A tribute to William Lim
Willy Lim, as he was affectionately known by friends and colleagues, loved to stir things up. He provoked and stimulated debate to generate new ideas.
He and my father, Goh Poh Seng, were like two peas in a pod. They collaborated on the Bu Ye Tian project to conserve the historic Boat Quay area from demolition at a time when the idea of a conservation area did not exist in Singapore.
Willy and Poh Seng worked together on the redevelopment of the historic Central Market in Kuala Lumpur and on the interior of the Rainbow Nightclub, a popular live music venue designed by Carl Larson.
They also worked on converting a pre-war shophouse at 98 Emerald Hill Road into the Goh family home. This project was designed by Willy’s protégé Mok Wei Wei who took over the practice, renaming it W Architects. He is a star in his own right.
Willy encouraged me to study at his alma mater, the Architectural Association School of Architecture in London. He also ran AA Asia for number of years.
He was passionate about promoting talent. Young architects who worked in his practice were trusted with a level of responsibility belying their youth. They were given freedom to express themselves.

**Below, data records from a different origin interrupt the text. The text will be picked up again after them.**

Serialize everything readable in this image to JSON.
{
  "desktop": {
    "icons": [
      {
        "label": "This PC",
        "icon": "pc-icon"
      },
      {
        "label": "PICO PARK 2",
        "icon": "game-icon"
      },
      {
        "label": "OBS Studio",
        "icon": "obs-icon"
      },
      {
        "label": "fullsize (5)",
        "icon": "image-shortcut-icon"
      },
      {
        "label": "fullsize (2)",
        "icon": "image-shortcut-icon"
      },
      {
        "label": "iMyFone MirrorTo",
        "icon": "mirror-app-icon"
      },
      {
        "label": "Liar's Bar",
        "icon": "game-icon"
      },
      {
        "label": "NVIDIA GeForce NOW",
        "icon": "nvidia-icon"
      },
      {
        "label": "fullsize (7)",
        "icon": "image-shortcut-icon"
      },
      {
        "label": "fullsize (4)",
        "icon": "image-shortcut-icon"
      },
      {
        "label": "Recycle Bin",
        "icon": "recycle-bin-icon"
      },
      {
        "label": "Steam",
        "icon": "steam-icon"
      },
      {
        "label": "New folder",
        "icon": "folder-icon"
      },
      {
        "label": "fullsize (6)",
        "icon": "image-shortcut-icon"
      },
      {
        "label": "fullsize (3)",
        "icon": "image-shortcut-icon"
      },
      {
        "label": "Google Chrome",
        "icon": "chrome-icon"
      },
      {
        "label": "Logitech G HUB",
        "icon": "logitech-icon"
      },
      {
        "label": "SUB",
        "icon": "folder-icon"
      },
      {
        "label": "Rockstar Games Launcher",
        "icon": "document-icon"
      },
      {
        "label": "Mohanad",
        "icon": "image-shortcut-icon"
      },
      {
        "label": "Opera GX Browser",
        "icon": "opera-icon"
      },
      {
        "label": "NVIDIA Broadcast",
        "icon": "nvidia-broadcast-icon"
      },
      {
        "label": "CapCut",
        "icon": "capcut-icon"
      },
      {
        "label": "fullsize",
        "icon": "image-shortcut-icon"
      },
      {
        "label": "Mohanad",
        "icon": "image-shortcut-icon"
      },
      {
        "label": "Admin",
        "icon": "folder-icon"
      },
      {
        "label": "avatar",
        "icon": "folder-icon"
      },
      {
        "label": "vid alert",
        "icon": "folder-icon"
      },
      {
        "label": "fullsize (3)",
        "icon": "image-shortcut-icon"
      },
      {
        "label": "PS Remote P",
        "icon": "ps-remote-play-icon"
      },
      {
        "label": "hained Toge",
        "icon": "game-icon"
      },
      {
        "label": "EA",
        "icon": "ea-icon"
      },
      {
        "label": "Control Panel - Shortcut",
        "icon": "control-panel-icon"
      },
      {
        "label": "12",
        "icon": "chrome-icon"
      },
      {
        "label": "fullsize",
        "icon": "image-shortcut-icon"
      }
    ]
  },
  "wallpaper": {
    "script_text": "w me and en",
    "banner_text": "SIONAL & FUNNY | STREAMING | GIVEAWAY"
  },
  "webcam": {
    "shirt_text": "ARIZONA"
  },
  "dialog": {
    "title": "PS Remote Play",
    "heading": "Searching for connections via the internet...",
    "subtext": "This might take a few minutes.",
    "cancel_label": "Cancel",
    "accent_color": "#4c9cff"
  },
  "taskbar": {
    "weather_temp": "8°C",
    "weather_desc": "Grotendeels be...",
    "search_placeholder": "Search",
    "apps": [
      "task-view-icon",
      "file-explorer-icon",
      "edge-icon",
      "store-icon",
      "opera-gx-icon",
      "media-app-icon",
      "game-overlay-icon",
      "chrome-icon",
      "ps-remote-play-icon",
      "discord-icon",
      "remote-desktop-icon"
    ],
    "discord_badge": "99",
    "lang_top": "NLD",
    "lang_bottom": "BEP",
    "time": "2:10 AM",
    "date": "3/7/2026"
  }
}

I experienced this first hand when I worked for his practice between 1994 and 1997 as a Project Architect on several jobs, including the Marine Parade Community Club. Here I witnessed the deftness with which Willy handled client and stakeholder expectations on a challenging and interesting project. He came up with the idea of launching an international competition to design a tiled mural for the façade of the club, which became the building’s USP.
As I write this, that mural is being demolished. Architects are agents of both change and conservation, and it is somehow fitting that we experience the inevitability of change in our lifetimes.

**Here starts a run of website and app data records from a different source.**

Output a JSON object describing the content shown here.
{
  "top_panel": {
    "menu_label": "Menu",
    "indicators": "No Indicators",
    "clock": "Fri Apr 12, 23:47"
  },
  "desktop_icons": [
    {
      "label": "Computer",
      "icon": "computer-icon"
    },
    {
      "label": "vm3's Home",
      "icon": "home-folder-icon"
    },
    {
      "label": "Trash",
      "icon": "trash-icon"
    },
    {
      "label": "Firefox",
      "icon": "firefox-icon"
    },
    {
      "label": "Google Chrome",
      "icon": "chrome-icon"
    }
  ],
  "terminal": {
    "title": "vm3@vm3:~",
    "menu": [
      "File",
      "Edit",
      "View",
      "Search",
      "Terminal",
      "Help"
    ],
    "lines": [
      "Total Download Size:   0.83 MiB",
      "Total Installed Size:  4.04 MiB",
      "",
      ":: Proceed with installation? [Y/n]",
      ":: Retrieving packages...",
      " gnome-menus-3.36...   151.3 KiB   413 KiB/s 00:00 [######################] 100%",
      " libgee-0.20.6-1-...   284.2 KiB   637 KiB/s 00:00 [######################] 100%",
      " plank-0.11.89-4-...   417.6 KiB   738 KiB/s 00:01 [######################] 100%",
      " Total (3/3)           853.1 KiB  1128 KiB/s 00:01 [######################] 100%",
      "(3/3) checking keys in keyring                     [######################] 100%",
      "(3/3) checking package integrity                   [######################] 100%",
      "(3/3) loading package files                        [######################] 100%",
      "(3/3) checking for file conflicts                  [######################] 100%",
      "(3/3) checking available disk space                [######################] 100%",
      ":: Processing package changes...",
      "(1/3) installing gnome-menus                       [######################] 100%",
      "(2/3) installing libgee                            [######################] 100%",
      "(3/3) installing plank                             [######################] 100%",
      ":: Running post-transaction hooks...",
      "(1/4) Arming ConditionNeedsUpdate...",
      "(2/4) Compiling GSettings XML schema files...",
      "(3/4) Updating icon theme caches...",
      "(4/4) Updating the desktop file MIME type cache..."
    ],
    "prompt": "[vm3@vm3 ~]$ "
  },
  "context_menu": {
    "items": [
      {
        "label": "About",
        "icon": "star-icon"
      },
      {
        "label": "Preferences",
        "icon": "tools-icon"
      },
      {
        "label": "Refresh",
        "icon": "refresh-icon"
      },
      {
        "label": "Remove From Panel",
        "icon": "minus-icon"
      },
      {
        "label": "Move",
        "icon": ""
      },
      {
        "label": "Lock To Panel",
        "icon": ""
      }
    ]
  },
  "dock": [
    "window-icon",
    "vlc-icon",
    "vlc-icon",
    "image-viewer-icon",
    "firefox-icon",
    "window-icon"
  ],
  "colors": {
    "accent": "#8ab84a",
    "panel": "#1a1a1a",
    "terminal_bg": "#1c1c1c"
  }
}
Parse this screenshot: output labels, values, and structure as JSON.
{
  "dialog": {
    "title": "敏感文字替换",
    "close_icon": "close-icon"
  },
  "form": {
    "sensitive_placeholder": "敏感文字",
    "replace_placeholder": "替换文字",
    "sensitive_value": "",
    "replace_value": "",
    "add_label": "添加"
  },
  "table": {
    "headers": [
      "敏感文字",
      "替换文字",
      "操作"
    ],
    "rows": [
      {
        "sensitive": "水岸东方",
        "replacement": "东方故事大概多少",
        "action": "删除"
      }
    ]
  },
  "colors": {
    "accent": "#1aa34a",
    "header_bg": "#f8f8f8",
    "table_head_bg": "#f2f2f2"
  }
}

Our thoughts are with his wife Lena Lim, his daughter Lim Chiwen and his son Lim Weiwen.
He will be missed.
Image credit: Docomomo Singapore